Think for Yourself
Of course, that’s one of the slogans of the Church of Scientology. I ought to know – I was very much involved in its development and implementation.
Here’s some of the back story. In the late 1980s and early 1990’s, we did a lot of surveys on the subject of Scientology, in preparation for the launch of a major campaign. Our surveys showed that Scientology was vastly unpopular. In order to handle this negative public image, I started digging in with more surveys. I found that people considered Scientology to be a cult. And so I had further surveys done to find out what people thought a cult was. The top “cult” item was that one could not disagree with the cult leader or the cult doctrine.
In this, public perception of what constitutes a cult was pretty accurate. In a cult, one may never, never, never challenge the cult doctrines or the cult leader (guru, prophet, founder). Here’s Steve Hassan again, from Combatting Cult Mind Control:
“Thought-stopping is the most direct way to short circuit a person’s ability to test reality. Indeed, if someone is able to think only positive thoughts about his involvement with the group, he is most certainly stuck. Since the doctrine is perfect and the leader is perfect, any problem that crops up is assumed to be the fault of the individual member. He learns always to blame himself and work harder.”
So, we knew that public thought Scientology was a cult, and we knew what they thought a cult was, so how do we handle? About this time, I came across a memo Hubbard had written in the 1950s about using the slogan “Think for Yourself” to promote Dianetics. Perfect, I thought. It’s directly counter to the number one cult button. So it should be effective in changing public perception.
I should have taken it one step further. I should have asked, is it true? Can one actually think for oneself in Scientology?
A Scientologist would argue – and I would have argued, as a Scientologist – that yes, of course, Scientologists do think for themselves. And one might pull out some LRH quotes to prove it. Quotes like these:
From “How to Study Scientology” (Ability Magazine, Feb 1959)
“You are asked to examine the subject of Scientology on a critical basis—a very critical basis.“
“So then we ask you to look at Scientology, study it, question it, and use it as we present it and you will have discovered something for yourself. And in so doing you might well discover a lot more.”
“When you have applied it as it should be, and applied as it is taught at the school, and still find it unworkable, it is your privilege to question it and, if you like, reject it.“
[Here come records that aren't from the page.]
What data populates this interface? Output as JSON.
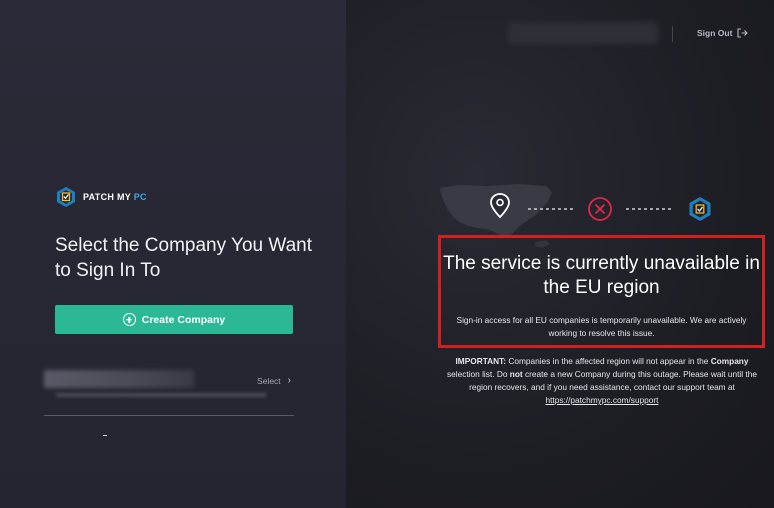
{
  "logo": {
    "text_main": "PATCH MY ",
    "text_accent": "PC"
  },
  "page_title": "Select the Company You Want to Sign In To",
  "create_button": {
    "label": "Create Company",
    "icon": "plus-circle-icon"
  },
  "company_list": [
    {
      "action_label": "Select",
      "action_icon": "chevron-right-icon"
    }
  ],
  "header": {
    "signout_label": "Sign Out",
    "signout_icon": "sign-out-icon"
  },
  "status_graphic": {
    "icons": [
      "location-pin-icon",
      "error-x-icon",
      "patchmypc-badge-icon"
    ],
    "error_color": "#e0294a"
  },
  "alert": {
    "headline": "The service is currently unavailable in the EU region",
    "message": "Sign-in access for all EU companies is temporarily unavailable. We are actively working to resolve this issue.",
    "border_color": "#d21f1f"
  },
  "notice": {
    "label": "IMPORTANT:",
    "part1": " Companies in the affected region will not appear in the ",
    "bold1": "Company",
    "part2": " selection list. Do ",
    "bold2": "not",
    "part3": " create a new Company during this outage. Please wait until the region recovers, and if you need assistance, contact our support team at ",
    "link": "https://patchmypc.com/support"
  },
  "colors": {
    "accent": "#2bb894",
    "brand_blue": "#3aa8e0"
  }
}
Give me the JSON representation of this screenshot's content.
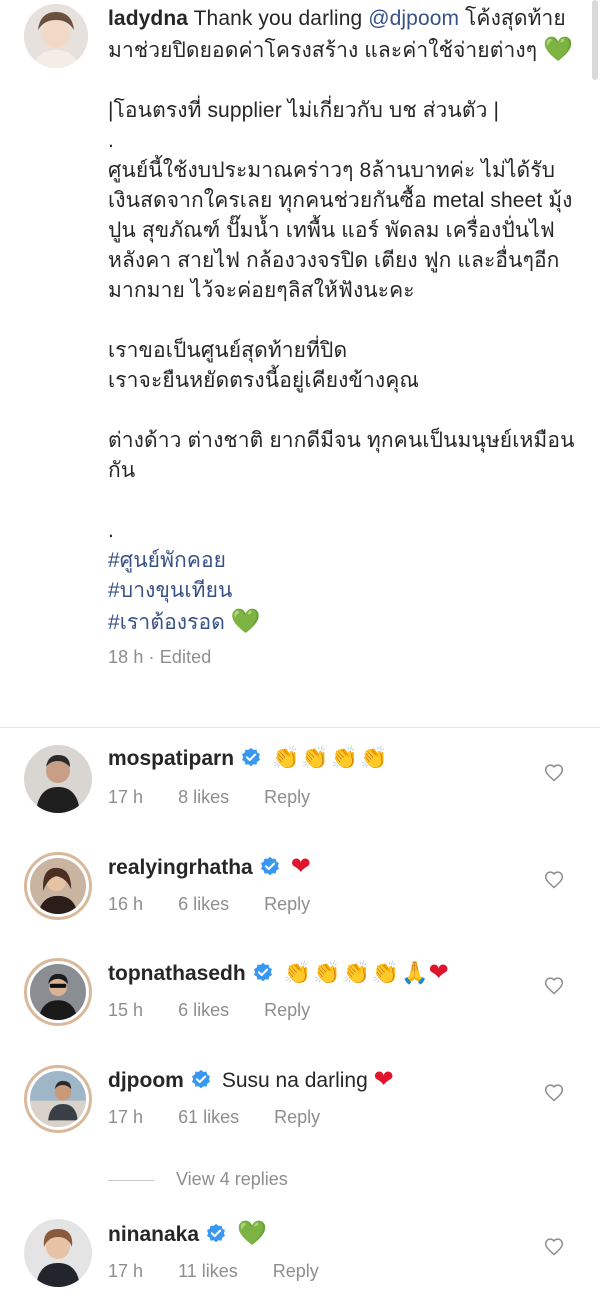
{
  "caption": {
    "username": "ladydna",
    "intro": "Thank you darling ",
    "mention": "@djpoom",
    "intro_rest": " โค้งสุดท้ายมาช่วยปิดยอดค่าโครงสร้าง และค่าใช้จ่ายต่างๆ ",
    "intro_emoji": "💚",
    "note": "|โอนตรงที่ supplier ไม่เกี่ยวกับ บช ส่วนตัว |",
    "dot1": ".",
    "paragraph1": "ศูนย์นี้ใช้งบประมาณคร่าวๆ 8ล้านบาทค่ะ ไม่ได้รับเงินสดจากใครเลย ทุกคนช่วยกันซื้อ metal sheet มุ้ง ปูน สุขภัณฑ์ ปั๊มน้ำ เทพื้น แอร์ พัดลม เครื่องปั่นไฟ หลังคา สายไฟ กล้องวงจรปิด เตียง ฟูก และอื่นๆอีกมากมาย ไว้จะค่อยๆลิสให้ฟังนะคะ",
    "paragraph2_line1": "เราขอเป็นศูนย์สุดท้ายที่ปิด",
    "paragraph2_line2": "เราจะยืนหยัดตรงนี้อยู่เคียงข้างคุณ",
    "paragraph3": "ต่างด้าว ต่างชาติ ยากดีมีจน ทุกคนเป็นมนุษย์เหมือนกัน",
    "dot2": ".",
    "hashtag1": "#ศูนย์พักคอย",
    "hashtag2": "#บางขุนเทียน",
    "hashtag3": "#เราต้องรอด",
    "hashtag3_emoji": "💚",
    "time": "18 h",
    "separator": "·",
    "edited": "Edited"
  },
  "comments": [
    {
      "username": "mospatiparn",
      "body": "👏👏👏👏",
      "time": "17 h",
      "likes": "8 likes",
      "reply": "Reply"
    },
    {
      "username": "realyingrhatha",
      "body": "❤",
      "time": "16 h",
      "likes": "6 likes",
      "reply": "Reply"
    },
    {
      "username": "topnathasedh",
      "body_claps": "👏👏👏👏",
      "body_pray": "🙏",
      "body_heart": "❤",
      "time": "15 h",
      "likes": "6 likes",
      "reply": "Reply"
    },
    {
      "username": "djpoom",
      "body": "Susu na darling ",
      "body_emoji": "❤",
      "time": "17 h",
      "likes": "61 likes",
      "reply": "Reply"
    },
    {
      "username": "ninanaka",
      "body": "💚",
      "time": "17 h",
      "likes": "11 likes",
      "reply": "Reply"
    }
  ],
  "view_replies": "View 4 replies",
  "colors": {
    "text": "#262626",
    "muted": "#8e8e8e",
    "link": "#385185",
    "verified": "#3897f0",
    "heart_red": "#e0142c",
    "heart_green": "#3fa83a"
  },
  "icons": {
    "verified": "verified-badge-icon",
    "like": "heart-outline-icon"
  }
}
Or this one, from the 1960 lecture, Differences Between Scientology & Other Philosophies:
“If it is true for you, it’s true. And if it’s not true for you, it still isn’t true. Not even if Ron told you is it true. It’s just not true, that’s all.”
But a former Scientologist might argue that it is not actually true that one can disagree with Hubbard or disagree with Scientology doctrines. In fact, there are many, many procedures and remedies to handle people who disagree with the tech: word clearing, Study Tech, cramming, Ethics, Keeping Scientology Working, Keeping Admin Working, and so forth. Just think of voicing a disagreement with LRH inside a Scientology Org and imagine what happens.
So we could argue this back and forth. “Yes, Scientologists think for themselves.” “No, they don’t.” We could have one of those black-and-white arguments I talked about in the last post.
But there is a way to test this out.
Let’s envision a Scientologist going through the process described in the Hubbard quote, above. He picks up each bit of technology, looks at it, compares it to his own experience, tries using it and either accepts it (decides it’s true for him) or rejects it (decides it isn’t true for him). And let’s say he has three bins: Uninspected Data, Accepted Data, and Rejected Data. (He could have an “Undecided” bin, but for simplicity, let’s just say he throws any undecided bits back into Bin #1.) So it would look like this:
Inspect the contents of his Bin #3.
Just ask a Scientologist this one question: “Is there anything L. Ron Hubbard has said that you disagree with?” Watch his or her reaction. I’ve actually done this. Some people just respond with confusion, they hem and haw and stall. Some are just outraged at the idea of disagreeing with Hubbard. And some will actually tell you the things they personally disagree with or found not to be true.
And some will say, “I inspected everything and I agree with everything Hubbard says.”
No, the bottom line is this: If your Bin 3 is empty, then you are not thinking for yourself.